Or if you already have a girlfriend, and you finally decide to propose to her, you can take her to Paris, or Busay if you’re short on cash, and before the Eiffel Tower pretend that your shoelace is untied. You then present the ring and say something like, “Oh, Corazon, my love, will you marry me? But before you say anything, please allow me to present an argument that proves why, among your 20 suitors, I am the best and most qualified candidate. You will see that to refuse me would be a very illogical thing to do.”

Or if you’re a girl and your boyfriend finally decides to propose to you and takes you to Paris, or Busay if he’s short on cash, you can do this: Your boyfriend kneels and presents the ring, “Oh Corazon, my love, will you marry me? Please say yes or I will die.” You may then say, “Oh, Juan Miguel. Oh, my love, a ring. Tell you what, why don’t you go back to our hotel and write a good argumentative essay on why I should marry you? Your argument must satisfy the logic condition and the truth condition. I’m sorry, my love, but your proposal commits the argumentum ad misericordiam fallacy or the appeal to pity fallacy. I love your strong biceps, my love, but I also need a man with strong arguments.”

But if you’re a married guy, don’t, I repeat, don’t ever try to use logic to win an argument with your wife. Because you will lose. Just let her win and you’ll both be happy.

See you all tomorrow, 7PM sharp.

Thank you, Dante.

Thank you, Professor L.

Mister Toastmaster.

*Speech delivered at the Queen City Toastmasters Club, August 13, 2016.

“I Am Not a Fan of Poetry”
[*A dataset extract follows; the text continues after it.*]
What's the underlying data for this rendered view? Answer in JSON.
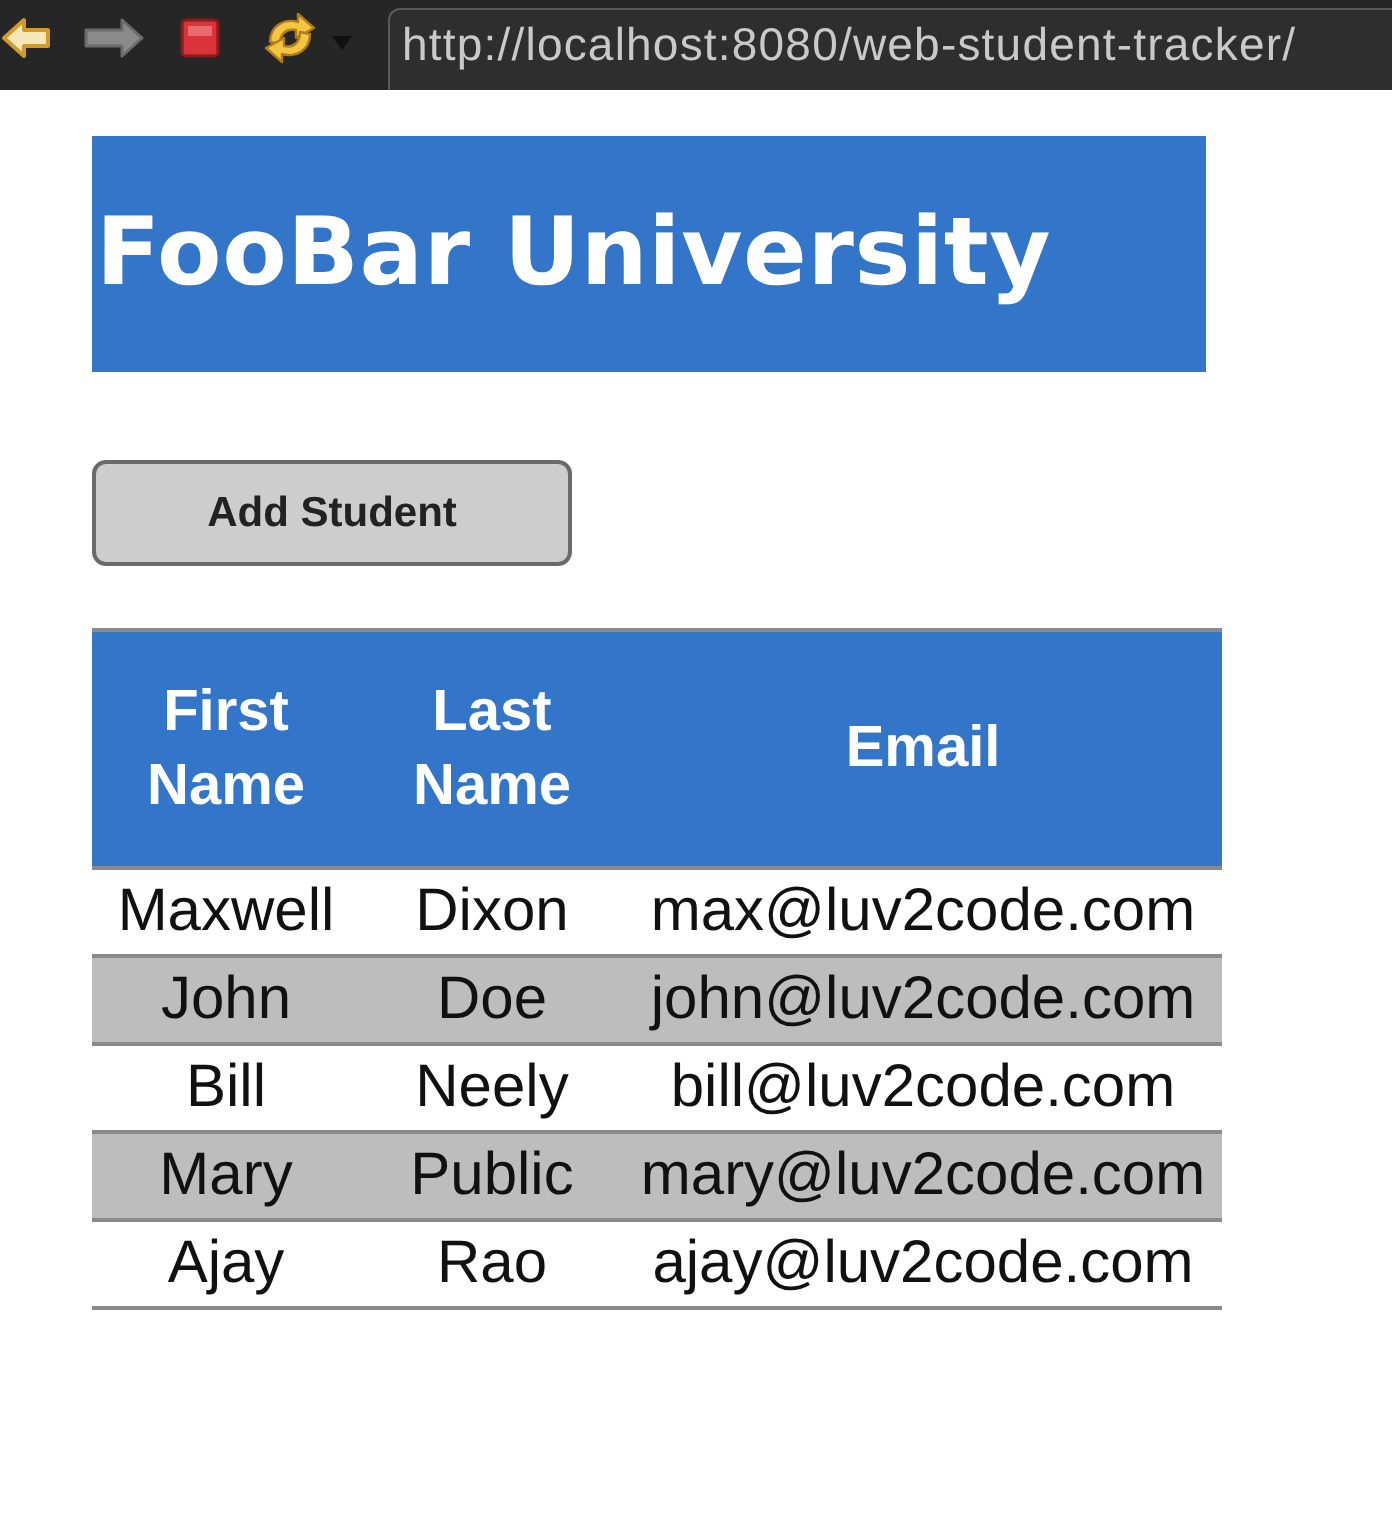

I have never been a fan
Of poetry.
I feel for Raymond Carver
Completely when he said
That poems are the last thing
He reaches out for
When he wants something
To read.
Or was it one of his characters
Who said that?
Anyway, once upon a time
I fancied myself a poet,
And I badgered friends and
Acquaintances with my verses.
But when a real poet tells
You that you are not a poet
You better listen
And so I stopped writing
And reading poetry.
I would sooner read the phone
Directory than read poetry.
But tonight
Not even music can touch me.
Not even silence.
Not even films, and sitcoms,
And books can reach me.
While browsing my inbox
I found myself opening
At random
A poem about a girl writing
A poem about her mother
Thanking her for giving her piano lessons.
And I read it out loud
In the kitchen
As my wife worked silently
In a corner.
I read it out loud
And listened to my words
As they rolled down my temples
And into the tip of my tongue.
It’s a rather lengthy poem
But I read it.
I pictured the author in my head
Her hands touching the piano
Her lips praising her mom
Her head bent by the burden
She carried for years in her heart.
And I followed her down the winding path
Of her beautiful poem.